A 2-Game Sweep Does Not Change Much

It really does not matter that the San Diego Padres are a decent baseball team but for the record, they are.

San Diego has perhaps the best third baseman in the National League, a very good young second baseman, a solid first baseman, and a versatile outfield.  The Padres have the sixth best bullpen ERA in MLB in 2013.  While their rotation has largely struggled to start the season, Andrew Cashner has a 2.51 ERA in five starts while veteran Jason Marquis has pitched to a solid 3.49 ERA in 2013.  The Padres won 11 out of their previous 14 games (including a sweep of the defending World Series champion San Francisco Giants) before being swept by the Rays in Tampa in the series before coming to Baltimore.

It is not terribly difficult to see how a team – any team – could lose two games to the Padres, especially when Cashner and Marquis are pitching, as they did against Baltimore on Tuesday and Wednesday.  That has not stopped some Orioles fans from taking the losses as a sign of impending doom – a sign that the Orioles are not that good of a team and are destined to go downhill from here.

I see the phrases “must-win series” and “have to beat teams like that” thrown around quite a bit by baseball fans.  The reality is – as hard as it might be to accept on a game-by-game basis – that any major league team is capable of beating or sweeping any other team.  That is the reality of Major League Baseball.  It is a myth that good teams beat up all the time on bad teams.  Teams that end up with strong records will beat weaker teams more often than not, but those same teams will also tend to defeat the stronger times more often than not as well.  Winning teams win, naturally.  You will be hard pressed to find a 90-win team that feasted on sub-.500 teams while finishing significantly under.500 versus the rest of the league.

The Padres are a decent team – at least more so than many are giving them credit for – but that is largely a moot point.  Two losses to any team (strong or weak) are never indicative of how the team will play for the rest of the season.  In this particular case, the “rest of the season” is 82 games.  The results of two games are never, ever are a sign of what a team is going to do in 82 future games.

The Orioles problems today are the same as they were on Monday.  The rotation is in a state of flux with Miguel Gonzalez scheduled to return from the disabled list next week and Wei-Yin Chen likely out for four to six weeks.  Jason Hammel is trying to rediscover his 2012 form.  The Orioles are still searching for a fifth starter and it is hard to imagine that Freddy Garcia will be a long term solution to that end.  The team is getting no offensive production at 2B and less than desired production from their designated hitters.  These were the Orioles’ problems on Monday and they are still problems on Thursday.  Nothing that happened against San Diego added to that list.

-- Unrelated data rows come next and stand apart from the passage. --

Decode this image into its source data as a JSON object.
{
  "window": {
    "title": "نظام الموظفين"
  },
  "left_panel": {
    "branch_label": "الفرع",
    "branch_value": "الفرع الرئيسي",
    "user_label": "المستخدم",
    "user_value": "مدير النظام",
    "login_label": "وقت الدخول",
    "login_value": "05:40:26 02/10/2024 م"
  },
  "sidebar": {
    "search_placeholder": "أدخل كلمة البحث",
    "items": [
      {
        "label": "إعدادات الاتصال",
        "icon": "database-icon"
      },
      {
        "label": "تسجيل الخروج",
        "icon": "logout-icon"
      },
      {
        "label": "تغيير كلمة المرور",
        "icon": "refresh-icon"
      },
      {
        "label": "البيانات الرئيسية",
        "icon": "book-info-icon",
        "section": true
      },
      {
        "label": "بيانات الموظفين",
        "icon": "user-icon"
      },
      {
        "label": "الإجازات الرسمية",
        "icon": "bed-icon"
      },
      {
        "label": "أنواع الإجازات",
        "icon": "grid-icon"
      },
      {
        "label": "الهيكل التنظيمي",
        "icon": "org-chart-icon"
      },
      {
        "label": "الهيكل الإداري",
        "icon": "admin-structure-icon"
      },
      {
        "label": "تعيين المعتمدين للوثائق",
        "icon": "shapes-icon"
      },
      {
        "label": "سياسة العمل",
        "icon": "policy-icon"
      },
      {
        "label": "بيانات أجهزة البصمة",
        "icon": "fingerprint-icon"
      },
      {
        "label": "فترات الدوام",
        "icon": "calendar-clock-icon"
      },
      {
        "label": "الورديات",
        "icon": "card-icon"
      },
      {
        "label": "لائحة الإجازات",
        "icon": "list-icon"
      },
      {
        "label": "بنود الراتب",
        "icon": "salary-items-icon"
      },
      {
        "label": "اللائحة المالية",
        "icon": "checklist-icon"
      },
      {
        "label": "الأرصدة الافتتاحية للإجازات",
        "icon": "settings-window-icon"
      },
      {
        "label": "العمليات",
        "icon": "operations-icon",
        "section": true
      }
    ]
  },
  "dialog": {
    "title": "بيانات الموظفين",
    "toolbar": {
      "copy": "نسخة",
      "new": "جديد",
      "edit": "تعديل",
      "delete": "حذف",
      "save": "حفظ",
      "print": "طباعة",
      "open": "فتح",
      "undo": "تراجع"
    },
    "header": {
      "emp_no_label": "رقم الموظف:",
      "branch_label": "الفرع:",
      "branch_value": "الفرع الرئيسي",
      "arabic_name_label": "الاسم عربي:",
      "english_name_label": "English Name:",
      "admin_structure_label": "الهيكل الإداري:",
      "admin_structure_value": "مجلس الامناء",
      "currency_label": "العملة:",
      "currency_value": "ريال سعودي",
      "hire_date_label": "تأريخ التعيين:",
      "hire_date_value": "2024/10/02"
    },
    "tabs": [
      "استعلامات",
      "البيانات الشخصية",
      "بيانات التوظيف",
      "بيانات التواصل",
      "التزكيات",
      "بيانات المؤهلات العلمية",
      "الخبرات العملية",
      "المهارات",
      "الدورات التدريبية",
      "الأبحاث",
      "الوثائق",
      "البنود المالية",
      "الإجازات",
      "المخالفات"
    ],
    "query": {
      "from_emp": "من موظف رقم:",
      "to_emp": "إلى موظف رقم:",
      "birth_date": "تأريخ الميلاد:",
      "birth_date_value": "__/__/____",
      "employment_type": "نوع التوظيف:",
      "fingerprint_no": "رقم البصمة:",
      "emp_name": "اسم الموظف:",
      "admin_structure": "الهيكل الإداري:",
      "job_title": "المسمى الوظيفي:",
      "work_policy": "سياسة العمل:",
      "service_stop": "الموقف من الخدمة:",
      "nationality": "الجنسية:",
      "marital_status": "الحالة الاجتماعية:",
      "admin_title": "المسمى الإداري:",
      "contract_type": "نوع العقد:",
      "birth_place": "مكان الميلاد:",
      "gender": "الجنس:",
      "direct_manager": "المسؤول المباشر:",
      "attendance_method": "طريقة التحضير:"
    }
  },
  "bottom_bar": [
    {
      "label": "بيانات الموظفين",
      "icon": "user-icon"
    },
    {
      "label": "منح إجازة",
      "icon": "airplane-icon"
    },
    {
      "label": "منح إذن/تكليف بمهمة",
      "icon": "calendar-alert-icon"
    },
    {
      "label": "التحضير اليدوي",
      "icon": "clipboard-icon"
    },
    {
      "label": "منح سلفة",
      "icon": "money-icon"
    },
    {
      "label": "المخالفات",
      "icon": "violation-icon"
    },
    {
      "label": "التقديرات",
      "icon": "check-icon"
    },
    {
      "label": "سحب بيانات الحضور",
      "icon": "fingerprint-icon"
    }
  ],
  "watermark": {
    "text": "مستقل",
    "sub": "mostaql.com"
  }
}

The Orioles strengths are the same today as they were on Monday, as well.  The bullpen is solid up and down.  One blown save by Jim Johnson and one homerun from Tommy Hunter does little to change that.  The offense continues to plug away and perform.  The five hit, two walk, two run output from Tuesday is not great but it hardly undoes the very good (and consistent) offensive results the O’s have achieved most of this season.  The offense is performing well as is the bullpen – nothing has changed.

There is a certain amount of noise one has to navigate through in order to keep their sanity as a baseball fan.  Two-game losing streaks to a mediocre club would fall under that “noise” category.  If the Orioles realistically had issues before those two games, those issues almost certainly would still exist now whether the team won or lost.  The results of two games are just noise – they do not change the overall state of the team.

A quarter into the season, my opinion from watching the Orioles is that they have a very solid and consistent team.  The offense is strong from top to bottom.  The struggling areas – really just second base at this point – qualifies as low hanging fruit.  The O’s do not need to do a lot in order to receive much improved offensive results from that position.  The bullpen is very, very good and the rotation – when healthy – is solid with a ceiling that is far higher than the floor is low.

Two losses in a row – nor what looks to be an imposing stretch of games forthcoming – does not change that assessment.